• _PROBLEM REQUIREMENTS_:
Exclude the pictures from your copy, and reproduce each entry below verbatim.

• _SUPPLIED MATERIAL_:
<<<<
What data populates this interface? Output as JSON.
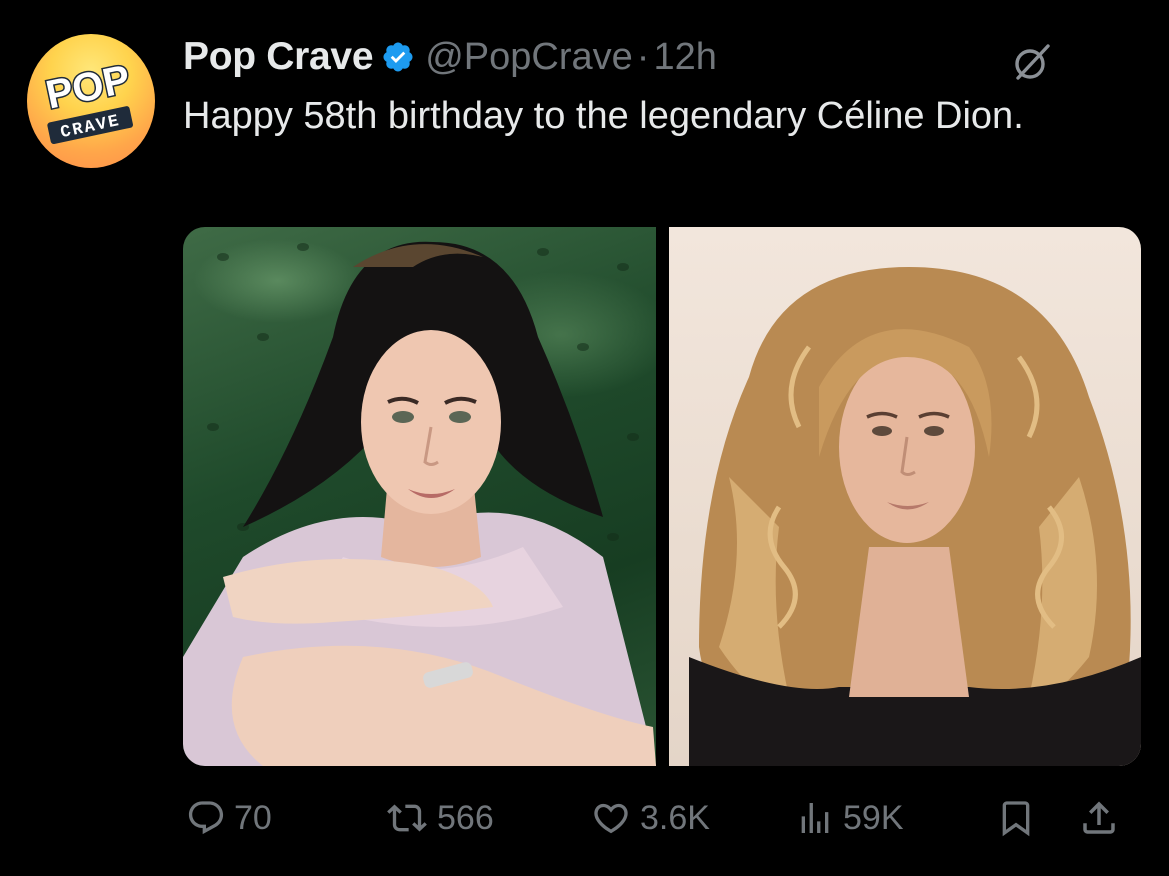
{
  "tweet": {
    "display_name": "Pop Crave",
    "handle": "@PopCrave",
    "separator": "·",
    "time": "12h",
    "text": "Happy 58th birthday to the legendary Céline Dion.",
    "avatar": {
      "logo_top": "POP",
      "logo_bottom": "CRAVE"
    }
  },
  "actions": {
    "replies": "70",
    "reposts": "566",
    "likes": "3.6K",
    "views": "59K"
  },
  "icons": {
    "verified": "verified-badge-icon",
    "grok": "grok-icon",
    "reply": "reply-icon",
    "repost": "repost-icon",
    "like": "heart-icon",
    "views": "views-bar-chart-icon",
    "bookmark": "bookmark-icon",
    "share": "share-icon"
  },
  "colors": {
    "background": "#000000",
    "text": "#e7e9ea",
    "secondary": "#71767b",
    "verified": "#1d9bf0"
  }
}
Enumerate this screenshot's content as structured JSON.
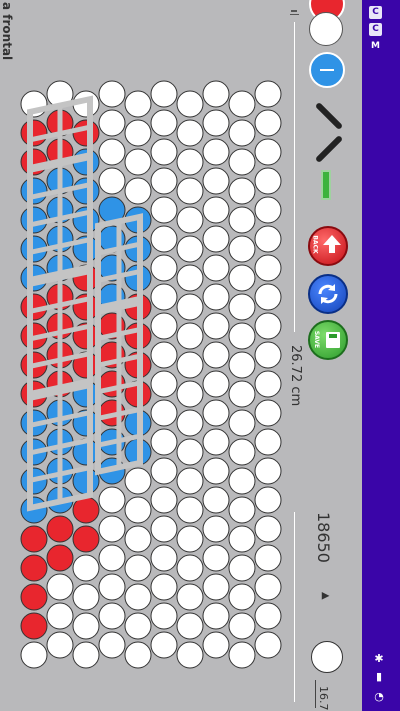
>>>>
• _OUTPUT OF THE TASK_:
What data populates this interface? Output as JSON.
{
  "tweet": {
    "display_name": "Pop Crave",
    "handle": "@PopCrave",
    "separator": "·",
    "time": "12h",
    "text": "Happy 58th birthday to the legendary Céline Dion.",
    "avatar": {
      "logo_top": "POP",
      "logo_bottom": "CRAVE"
    }
  },
  "actions": {
    "replies": "70",
    "reposts": "566",
    "likes": "3.6K",
    "views": "59K"
  },
  "icons": {
    "verified": "verified-badge-icon",
    "grok": "grok-icon",
    "reply": "reply-icon",
    "repost": "repost-icon",
    "like": "heart-icon",
    "views": "views-bar-chart-icon",
    "bookmark": "bookmark-icon",
    "share": "share-icon"
  },
  "colors": {
    "background": "#000000",
    "text": "#e7e9ea",
    "secondary": "#71767b",
    "verified": "#1d9bf0"
  }
}
Enumerate this screenshot's content as structured JSON.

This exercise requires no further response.